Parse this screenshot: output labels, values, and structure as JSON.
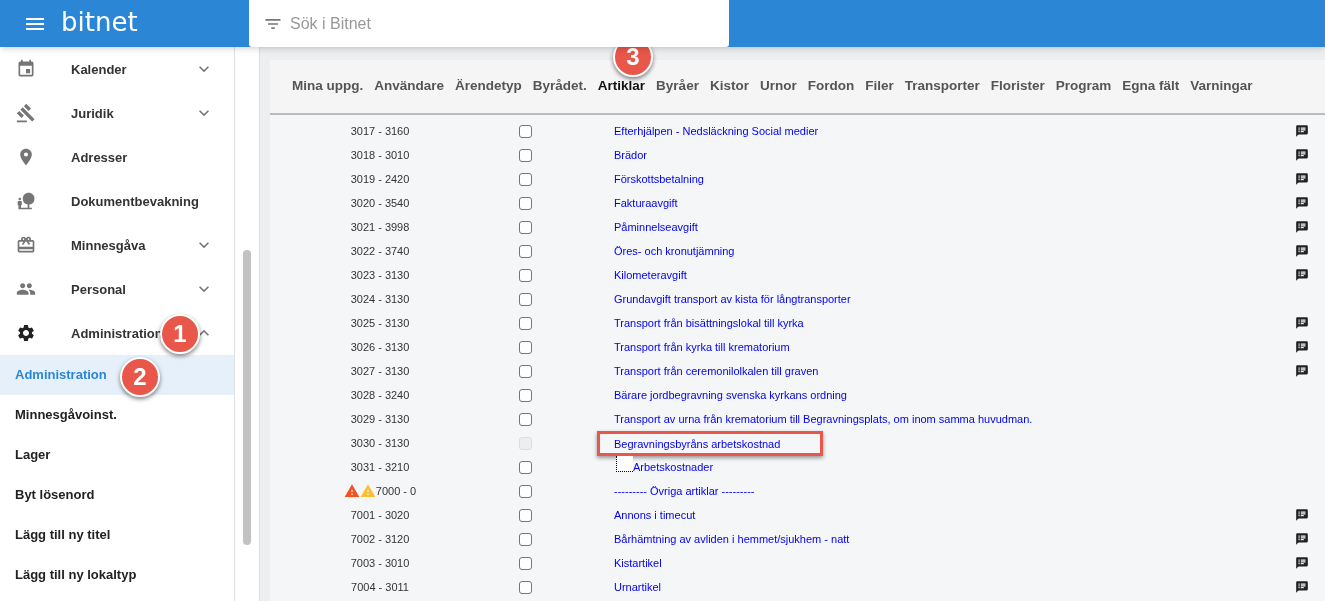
{
  "app_bar": {
    "logo": "bitnet",
    "search": {
      "placeholder": "Sök i Bitnet"
    }
  },
  "sidebar": {
    "items": [
      {
        "kind": "calendar",
        "label": "Kalender",
        "expandable": true,
        "expanded": false
      },
      {
        "kind": "gavel",
        "label": "Juridik",
        "expandable": true,
        "expanded": false
      },
      {
        "kind": "place",
        "label": "Adresser",
        "expandable": false
      },
      {
        "kind": "nature",
        "label": "Dokumentbevakning",
        "expandable": false
      },
      {
        "kind": "gift",
        "label": "Minnesgåva",
        "expandable": true,
        "expanded": false
      },
      {
        "kind": "people",
        "label": "Personal",
        "expandable": true,
        "expanded": false
      },
      {
        "kind": "settings",
        "label": "Administration",
        "expandable": true,
        "expanded": true
      }
    ],
    "sub_items": [
      {
        "label": "Administration",
        "selected": true
      },
      {
        "label": "Minnesgåvoinst.",
        "selected": false
      },
      {
        "label": "Lager",
        "selected": false
      },
      {
        "label": "Byt lösenord",
        "selected": false
      },
      {
        "label": "Lägg till ny titel",
        "selected": false
      },
      {
        "label": "Lägg till ny lokaltyp",
        "selected": false
      }
    ]
  },
  "tabs": [
    {
      "label": "Mina uppg.",
      "selected": false
    },
    {
      "label": "Användare",
      "selected": false
    },
    {
      "label": "Ärendetyp",
      "selected": false
    },
    {
      "label": "Byrådet.",
      "selected": false
    },
    {
      "label": "Artiklar",
      "selected": true
    },
    {
      "label": "Byråer",
      "selected": false
    },
    {
      "label": "Kistor",
      "selected": false
    },
    {
      "label": "Urnor",
      "selected": false
    },
    {
      "label": "Fordon",
      "selected": false
    },
    {
      "label": "Filer",
      "selected": false
    },
    {
      "label": "Transporter",
      "selected": false
    },
    {
      "label": "Florister",
      "selected": false
    },
    {
      "label": "Program",
      "selected": false
    },
    {
      "label": "Egna fält",
      "selected": false
    },
    {
      "label": "Varningar",
      "selected": false
    }
  ],
  "rows": [
    {
      "number": "3017 - 3160",
      "checked": false,
      "disabled": false,
      "name": "Efterhjälpen - Nedsläckning Social medier",
      "comment": true
    },
    {
      "number": "3018 - 3010",
      "checked": false,
      "disabled": false,
      "name": "Brädor",
      "comment": true
    },
    {
      "number": "3019 - 2420",
      "checked": false,
      "disabled": false,
      "name": "Förskottsbetalning",
      "comment": true
    },
    {
      "number": "3020 - 3540",
      "checked": false,
      "disabled": false,
      "name": "Fakturaavgift",
      "comment": true
    },
    {
      "number": "3021 - 3998",
      "checked": false,
      "disabled": false,
      "name": "Påminnelseavgift",
      "comment": true
    },
    {
      "number": "3022 - 3740",
      "checked": false,
      "disabled": false,
      "name": "Öres- och kronutjämning",
      "comment": true
    },
    {
      "number": "3023 - 3130",
      "checked": false,
      "disabled": false,
      "name": "Kilometeravgift",
      "comment": true
    },
    {
      "number": "3024 - 3130",
      "checked": false,
      "disabled": false,
      "name": "Grundavgift transport av kista för långtransporter",
      "comment": false
    },
    {
      "number": "3025 - 3130",
      "checked": false,
      "disabled": false,
      "name": "Transport från bisättningslokal till kyrka",
      "comment": true
    },
    {
      "number": "3026 - 3130",
      "checked": false,
      "disabled": false,
      "name": "Transport från kyrka till krematorium",
      "comment": true
    },
    {
      "number": "3027 - 3130",
      "checked": false,
      "disabled": false,
      "name": "Transport från ceremonilolkalen till graven",
      "comment": true
    },
    {
      "number": "3028 - 3240",
      "checked": false,
      "disabled": false,
      "name": "Bärare jordbegravning svenska kyrkans ordning",
      "comment": false
    },
    {
      "number": "3029 - 3130",
      "checked": false,
      "disabled": false,
      "name": "Transport av urna från krematorium till Begravningsplats, om inom samma huvudman.",
      "comment": false
    },
    {
      "number": "3030 - 3130",
      "checked": false,
      "disabled": true,
      "highlighted": true,
      "name": "Begravningsbyråns arbetskostnad",
      "comment": false,
      "children": [
        {
          "number": "3031 - 3210",
          "checked": false,
          "disabled": false,
          "name": "Arbetskostnader",
          "comment": false
        }
      ]
    },
    {
      "number": "7000 - 0",
      "checked": false,
      "disabled": false,
      "name": "--------- Övriga artiklar ---------",
      "comment": false,
      "warnings": [
        {
          "color": "#f4511e"
        },
        {
          "color": "#fbc02d"
        }
      ]
    },
    {
      "number": "7001 - 3020",
      "checked": false,
      "disabled": false,
      "name": "Annons i timecut",
      "comment": true
    },
    {
      "number": "7002 - 3120",
      "checked": false,
      "disabled": false,
      "name": "Bårhämtning av avliden i hemmet/sjukhem - natt",
      "comment": true
    },
    {
      "number": "7003 - 3010",
      "checked": false,
      "disabled": false,
      "name": "Kistartikel",
      "comment": true
    },
    {
      "number": "7004 - 3011",
      "checked": false,
      "disabled": false,
      "name": "Urnartikel",
      "comment": true
    }
  ],
  "callouts": [
    "1",
    "2",
    "3"
  ]
}
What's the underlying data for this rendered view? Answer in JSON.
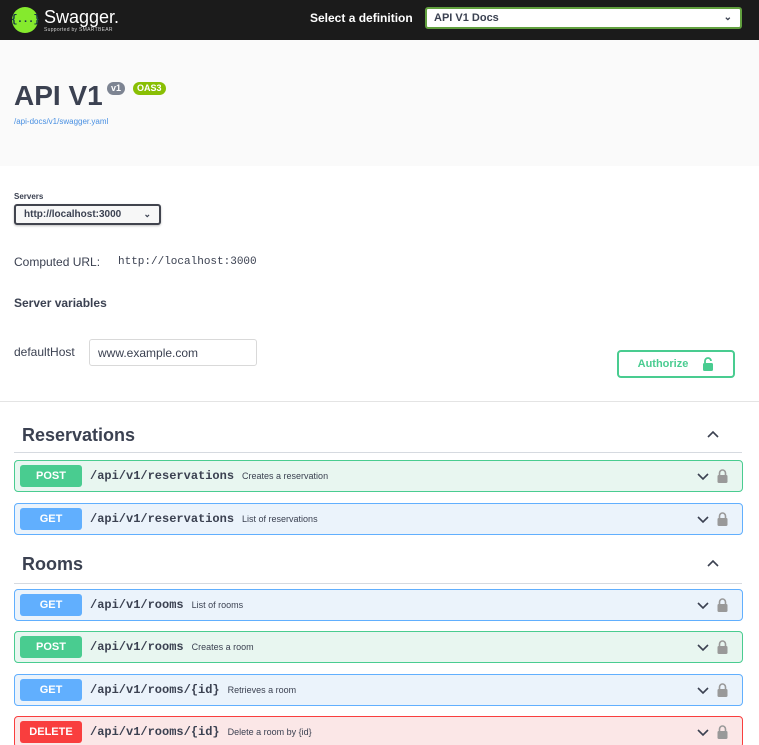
{
  "topbar": {
    "logo_icon_text": "{...}",
    "logo_name": "Swagger.",
    "logo_sub": "Supported by SMARTBEAR",
    "definition_label": "Select a definition",
    "definition_value": "API V1 Docs"
  },
  "info": {
    "title": "API V1",
    "version_badge": "v1",
    "oas_badge": "OAS3",
    "spec_link": "/api-docs/v1/swagger.yaml"
  },
  "servers": {
    "label": "Servers",
    "selected": "http://localhost:3000",
    "computed_label": "Computed URL:",
    "computed_url": "http://localhost:3000",
    "variables_heading": "Server variables",
    "default_host_label": "defaultHost",
    "default_host_value": "www.example.com"
  },
  "authorize": {
    "label": "Authorize"
  },
  "groups": [
    {
      "name": "Reservations",
      "operations": [
        {
          "method": "POST",
          "path": "/api/v1/reservations",
          "summary": "Creates a reservation"
        },
        {
          "method": "GET",
          "path": "/api/v1/reservations",
          "summary": "List of reservations"
        }
      ]
    },
    {
      "name": "Rooms",
      "operations": [
        {
          "method": "GET",
          "path": "/api/v1/rooms",
          "summary": "List of rooms"
        },
        {
          "method": "POST",
          "path": "/api/v1/rooms",
          "summary": "Creates a room"
        },
        {
          "method": "GET",
          "path": "/api/v1/rooms/{id}",
          "summary": "Retrieves a room"
        },
        {
          "method": "DELETE",
          "path": "/api/v1/rooms/{id}",
          "summary": "Delete a room by {id}"
        }
      ]
    }
  ],
  "colors": {
    "post": "#49cc90",
    "get": "#61affe",
    "delete": "#f93e3e",
    "topbar": "#1b1b1b",
    "brand": "#85ea2d"
  },
  "icons": {
    "expand": "chevron-down-icon",
    "collapse": "chevron-up-icon",
    "lock": "lock-icon"
  }
}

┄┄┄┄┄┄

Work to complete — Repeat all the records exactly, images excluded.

Worked solution —
Parse this screenshot: output labels, values, and structure as JSON.
{
  "app_bar": {
    "logo": "bitnet",
    "search": {
      "placeholder": "Sök i Bitnet"
    }
  },
  "sidebar": {
    "items": [
      {
        "kind": "calendar",
        "label": "Kalender",
        "expandable": true,
        "expanded": false
      },
      {
        "kind": "gavel",
        "label": "Juridik",
        "expandable": true,
        "expanded": false
      },
      {
        "kind": "place",
        "label": "Adresser",
        "expandable": false
      },
      {
        "kind": "nature",
        "label": "Dokumentbevakning",
        "expandable": false
      },
      {
        "kind": "gift",
        "label": "Minnesgåva",
        "expandable": true,
        "expanded": false
      },
      {
        "kind": "people",
        "label": "Personal",
        "expandable": true,
        "expanded": false
      },
      {
        "kind": "settings",
        "label": "Administration",
        "expandable": true,
        "expanded": true
      }
    ],
    "sub_items": [
      {
        "label": "Administration",
        "selected": true
      },
      {
        "label": "Minnesgåvoinst.",
        "selected": false
      },
      {
        "label": "Lager",
        "selected": false
      },
      {
        "label": "Byt lösenord",
        "selected": false
      },
      {
        "label": "Lägg till ny titel",
        "selected": false
      },
      {
        "label": "Lägg till ny lokaltyp",
        "selected": false
      }
    ]
  },
  "tabs": [
    {
      "label": "Mina uppg.",
      "selected": false
    },
    {
      "label": "Användare",
      "selected": false
    },
    {
      "label": "Ärendetyp",
      "selected": false
    },
    {
      "label": "Byrådet.",
      "selected": false
    },
    {
      "label": "Artiklar",
      "selected": true
    },
    {
      "label": "Byråer",
      "selected": false
    },
    {
      "label": "Kistor",
      "selected": false
    },
    {
      "label": "Urnor",
      "selected": false
    },
    {
      "label": "Fordon",
      "selected": false
    },
    {
      "label": "Filer",
      "selected": false
    },
    {
      "label": "Transporter",
      "selected": false
    },
    {
      "label": "Florister",
      "selected": false
    },
    {
      "label": "Program",
      "selected": false
    },
    {
      "label": "Egna fält",
      "selected": false
    },
    {
      "label": "Varningar",
      "selected": false
    }
  ],
  "rows": [
    {
      "number": "3017 - 3160",
      "checked": false,
      "disabled": false,
      "name": "Efterhjälpen - Nedsläckning Social medier",
      "comment": true
    },
    {
      "number": "3018 - 3010",
      "checked": false,
      "disabled": false,
      "name": "Brädor",
      "comment": true
    },
    {
      "number": "3019 - 2420",
      "checked": false,
      "disabled": false,
      "name": "Förskottsbetalning",
      "comment": true
    },
    {
      "number": "3020 - 3540",
      "checked": false,
      "disabled": false,
      "name": "Fakturaavgift",
      "comment": true
    },
    {
      "number": "3021 - 3998",
      "checked": false,
      "disabled": false,
      "name": "Påminnelseavgift",
      "comment": true
    },
    {
      "number": "3022 - 3740",
      "checked": false,
      "disabled": false,
      "name": "Öres- och kronutjämning",
      "comment": true
    },
    {
      "number": "3023 - 3130",
      "checked": false,
      "disabled": false,
      "name": "Kilometeravgift",
      "comment": true
    },
    {
      "number": "3024 - 3130",
      "checked": false,
      "disabled": false,
      "name": "Grundavgift transport av kista för långtransporter",
      "comment": false
    },
    {
      "number": "3025 - 3130",
      "checked": false,
      "disabled": false,
      "name": "Transport från bisättningslokal till kyrka",
      "comment": true
    },
    {
      "number": "3026 - 3130",
      "checked": false,
      "disabled": false,
      "name": "Transport från kyrka till krematorium",
      "comment": true
    },
    {
      "number": "3027 - 3130",
      "checked": false,
      "disabled": false,
      "name": "Transport från ceremonilolkalen till graven",
      "comment": true
    },
    {
      "number": "3028 - 3240",
      "checked": false,
      "disabled": false,
      "name": "Bärare jordbegravning svenska kyrkans ordning",
      "comment": false
    },
    {
      "number": "3029 - 3130",
      "checked": false,
      "disabled": false,
      "name": "Transport av urna från krematorium till Begravningsplats, om inom samma huvudman.",
      "comment": false
    },
    {
      "number": "3030 - 3130",
      "checked": false,
      "disabled": true,
      "highlighted": true,
      "name": "Begravningsbyråns arbetskostnad",
      "comment": false,
      "children": [
        {
          "number": "3031 - 3210",
          "checked": false,
          "disabled": false,
          "name": "Arbetskostnader",
          "comment": false
        }
      ]
    },
    {
      "number": "7000 - 0",
      "checked": false,
      "disabled": false,
      "name": "--------- Övriga artiklar ---------",
      "comment": false,
      "warnings": [
        {
          "color": "#f4511e"
        },
        {
          "color": "#fbc02d"
        }
      ]
    },
    {
      "number": "7001 - 3020",
      "checked": false,
      "disabled": false,
      "name": "Annons i timecut",
      "comment": true
    },
    {
      "number": "7002 - 3120",
      "checked": false,
      "disabled": false,
      "name": "Bårhämtning av avliden i hemmet/sjukhem - natt",
      "comment": true
    },
    {
      "number": "7003 - 3010",
      "checked": false,
      "disabled": false,
      "name": "Kistartikel",
      "comment": true
    },
    {
      "number": "7004 - 3011",
      "checked": false,
      "disabled": false,
      "name": "Urnartikel",
      "comment": true
    }
  ],
  "callouts": [
    "1",
    "2",
    "3"
  ]
}
What's the underlying data for this rendered view? Answer in JSON.
{
  "topbar": {
    "logo_icon_text": "{...}",
    "logo_name": "Swagger.",
    "logo_sub": "Supported by SMARTBEAR",
    "definition_label": "Select a definition",
    "definition_value": "API V1 Docs"
  },
  "info": {
    "title": "API V1",
    "version_badge": "v1",
    "oas_badge": "OAS3",
    "spec_link": "/api-docs/v1/swagger.yaml"
  },
  "servers": {
    "label": "Servers",
    "selected": "http://localhost:3000",
    "computed_label": "Computed URL:",
    "computed_url": "http://localhost:3000",
    "variables_heading": "Server variables",
    "default_host_label": "defaultHost",
    "default_host_value": "www.example.com"
  },
  "authorize": {
    "label": "Authorize"
  },
  "groups": [
    {
      "name": "Reservations",
      "operations": [
        {
          "method": "POST",
          "path": "/api/v1/reservations",
          "summary": "Creates a reservation"
        },
        {
          "method": "GET",
          "path": "/api/v1/reservations",
          "summary": "List of reservations"
        }
      ]
    },
    {
      "name": "Rooms",
      "operations": [
        {
          "method": "GET",
          "path": "/api/v1/rooms",
          "summary": "List of rooms"
        },
        {
          "method": "POST",
          "path": "/api/v1/rooms",
          "summary": "Creates a room"
        },
        {
          "method": "GET",
          "path": "/api/v1/rooms/{id}",
          "summary": "Retrieves a room"
        },
        {
          "method": "DELETE",
          "path": "/api/v1/rooms/{id}",
          "summary": "Delete a room by {id}"
        }
      ]
    }
  ],
  "colors": {
    "post": "#49cc90",
    "get": "#61affe",
    "delete": "#f93e3e",
    "topbar": "#1b1b1b",
    "brand": "#85ea2d"
  },
  "icons": {
    "expand": "chevron-down-icon",
    "collapse": "chevron-up-icon",
    "lock": "lock-icon"
  }
}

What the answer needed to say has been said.